Gallor, S. (2017). A social justice approach to undergraduate psychology education: Building cultural diversity, inclusion, and sensitivity into teaching, research, and service. Psi Chi Journal of Psychological Research, 22(4), 254-257. Retrieved from Academic Search Complete, http://proxy.marybaldwin.edu:2048/login?url=http://search.ebscohost.com/login.aspx?direct=true&db=a9h&AN=127678604&site=ehost-live.
Grafton is excited to offer access to multiple video databases for your classroom use. You can show your students one or more segments in class or provide a link through Blackboard for them to watch on their own time. When providing students with an embedded video or link in Blackboard, it is a good practice to also give them the name of the video and the database where it can be found. This way, in case the link or embedded video doesn't work, students can navigate to the video on their own.
If you have any problems adding content to your Blackboard classes, please contact a librarian. We're happy to help!
Films on Demand boasts almost twenty thousand titles on a wide variety of subjects. It is important to note that if you use the URL in your address bar to link your students to a film of interest in Films on Demand, your students will be met instead with a confusing log-in page to which they do not have credentials. Avoid this by using the Title URL located below the video player. These permanent or stable URLs should reliably link your students to the material you wish for them to see.
It's always a good idea to provide your students with the title of the video you would like them to watch so that if they do encounter difficulties they can search Films on Demand from the resources on the library website.
You can also embed Films on Demand videos into your electronic course material by copying and pasting the code exposed when you click Embed under the video player.
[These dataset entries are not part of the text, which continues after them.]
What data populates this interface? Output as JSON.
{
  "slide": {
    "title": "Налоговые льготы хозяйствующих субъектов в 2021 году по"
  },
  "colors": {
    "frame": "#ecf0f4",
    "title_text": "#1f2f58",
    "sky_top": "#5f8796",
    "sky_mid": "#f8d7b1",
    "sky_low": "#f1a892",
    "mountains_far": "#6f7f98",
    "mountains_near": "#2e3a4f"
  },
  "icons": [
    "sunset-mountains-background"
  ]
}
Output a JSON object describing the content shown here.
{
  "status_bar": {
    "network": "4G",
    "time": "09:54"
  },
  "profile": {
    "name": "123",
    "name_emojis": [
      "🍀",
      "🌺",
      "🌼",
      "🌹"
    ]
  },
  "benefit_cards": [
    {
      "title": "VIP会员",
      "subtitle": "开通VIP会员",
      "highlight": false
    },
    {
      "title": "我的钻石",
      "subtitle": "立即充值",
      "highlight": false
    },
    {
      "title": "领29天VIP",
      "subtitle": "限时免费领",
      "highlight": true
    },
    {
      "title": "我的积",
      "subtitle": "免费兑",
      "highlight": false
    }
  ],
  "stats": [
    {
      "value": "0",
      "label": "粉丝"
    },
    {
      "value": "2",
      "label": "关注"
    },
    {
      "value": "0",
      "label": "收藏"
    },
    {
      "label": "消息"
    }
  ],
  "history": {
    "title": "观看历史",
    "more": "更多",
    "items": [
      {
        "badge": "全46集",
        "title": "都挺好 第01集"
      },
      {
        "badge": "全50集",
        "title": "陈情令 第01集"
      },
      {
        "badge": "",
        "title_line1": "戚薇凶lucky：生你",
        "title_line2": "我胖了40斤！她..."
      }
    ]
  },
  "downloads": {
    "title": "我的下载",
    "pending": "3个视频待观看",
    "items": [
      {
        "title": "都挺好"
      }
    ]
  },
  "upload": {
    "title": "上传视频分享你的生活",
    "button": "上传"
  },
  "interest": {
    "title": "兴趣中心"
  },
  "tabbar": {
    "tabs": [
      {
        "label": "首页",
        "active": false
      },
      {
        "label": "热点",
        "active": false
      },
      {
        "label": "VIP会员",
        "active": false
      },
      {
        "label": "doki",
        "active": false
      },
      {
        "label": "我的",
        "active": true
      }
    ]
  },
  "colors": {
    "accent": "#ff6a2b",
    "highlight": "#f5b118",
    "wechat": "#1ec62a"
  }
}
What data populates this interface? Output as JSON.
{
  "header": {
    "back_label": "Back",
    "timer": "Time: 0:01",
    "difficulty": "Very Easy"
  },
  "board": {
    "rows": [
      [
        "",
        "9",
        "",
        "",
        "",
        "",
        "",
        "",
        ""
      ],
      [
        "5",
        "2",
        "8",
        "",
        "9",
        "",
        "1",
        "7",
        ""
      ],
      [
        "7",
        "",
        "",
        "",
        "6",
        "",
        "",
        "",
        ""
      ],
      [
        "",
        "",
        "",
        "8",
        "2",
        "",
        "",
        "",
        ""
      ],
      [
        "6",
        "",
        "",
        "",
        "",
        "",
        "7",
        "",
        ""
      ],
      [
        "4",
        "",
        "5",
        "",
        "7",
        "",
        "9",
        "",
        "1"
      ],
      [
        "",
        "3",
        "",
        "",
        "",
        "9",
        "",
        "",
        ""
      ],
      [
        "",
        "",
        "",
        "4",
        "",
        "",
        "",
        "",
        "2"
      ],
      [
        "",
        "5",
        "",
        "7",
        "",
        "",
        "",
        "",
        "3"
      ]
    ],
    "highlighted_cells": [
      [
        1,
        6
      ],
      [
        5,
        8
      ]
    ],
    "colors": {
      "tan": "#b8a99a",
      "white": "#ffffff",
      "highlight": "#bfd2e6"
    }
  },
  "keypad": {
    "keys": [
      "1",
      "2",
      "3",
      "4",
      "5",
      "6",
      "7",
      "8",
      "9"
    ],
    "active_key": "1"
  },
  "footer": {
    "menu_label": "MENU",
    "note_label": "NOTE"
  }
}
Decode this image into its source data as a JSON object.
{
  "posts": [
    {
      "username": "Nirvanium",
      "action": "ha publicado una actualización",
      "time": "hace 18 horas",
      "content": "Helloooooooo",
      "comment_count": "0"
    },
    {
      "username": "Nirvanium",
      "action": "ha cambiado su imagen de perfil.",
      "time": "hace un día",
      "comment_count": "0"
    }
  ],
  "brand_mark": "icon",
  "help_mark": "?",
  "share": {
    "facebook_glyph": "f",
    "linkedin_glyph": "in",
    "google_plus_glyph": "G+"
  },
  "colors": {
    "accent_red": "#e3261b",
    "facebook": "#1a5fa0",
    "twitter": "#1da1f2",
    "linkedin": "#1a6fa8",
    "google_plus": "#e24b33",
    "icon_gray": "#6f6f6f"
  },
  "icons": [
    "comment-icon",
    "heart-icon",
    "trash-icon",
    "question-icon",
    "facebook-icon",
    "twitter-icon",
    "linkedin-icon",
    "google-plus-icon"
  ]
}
All titles are broken up into segments. Segments can be helpful if you have a specific portion of a video you would like to share with your class, but you do not want to waste valuable class time with the minutes of material prior to the portion you would like your students to see. Films on Demand also allows you to create custom segments. Custom segments are great for when your desired information is much smaller than the premade segments, or crosses multiple segments.
To create a custom segment you must create an account in Films on Demand. This is free for you as a member of the Mary Baldwin Community. Find the My Films link in the upper right hand corner of your screen and use this drop down menu to create an account or log-in.
Once you have created an account, navigate to the video you would like to create a custom segment of, then click the Custom Segment button under the video viewer and set the start and end times of your custom segment.
You may need to refresh your page, but after you specify the beginning and end of your custom segment and click Create Segment, it should appear in the segment box to the right under custom segments.
Now, whenever you are logged in and viewing the video where you created your custom segment, it will be waiting for you.
The Streaming collection of Media Education Foundations videos through Kanopy gives you instant access to some of MEF's most popular titles. Find the video you would like to share with your students and copy and paste the URL in the address bar at the top of your screen into an e-mail or Blackboard for your students.
You can also embed an MEF video into Blackboard or other electronic course material by copying and pasting the code revealed when you click Embed under your video of choice.
The Library manages print reserves, primarily books from the library's collection or faculty copies and DVDs, while e-reserves are managed by faculty through Blackboard. To place an item on reserve, please contact Grafton's Access Services Coordinator or stop by the front desk of the library. Please allow at least 48 hours for items to be processed.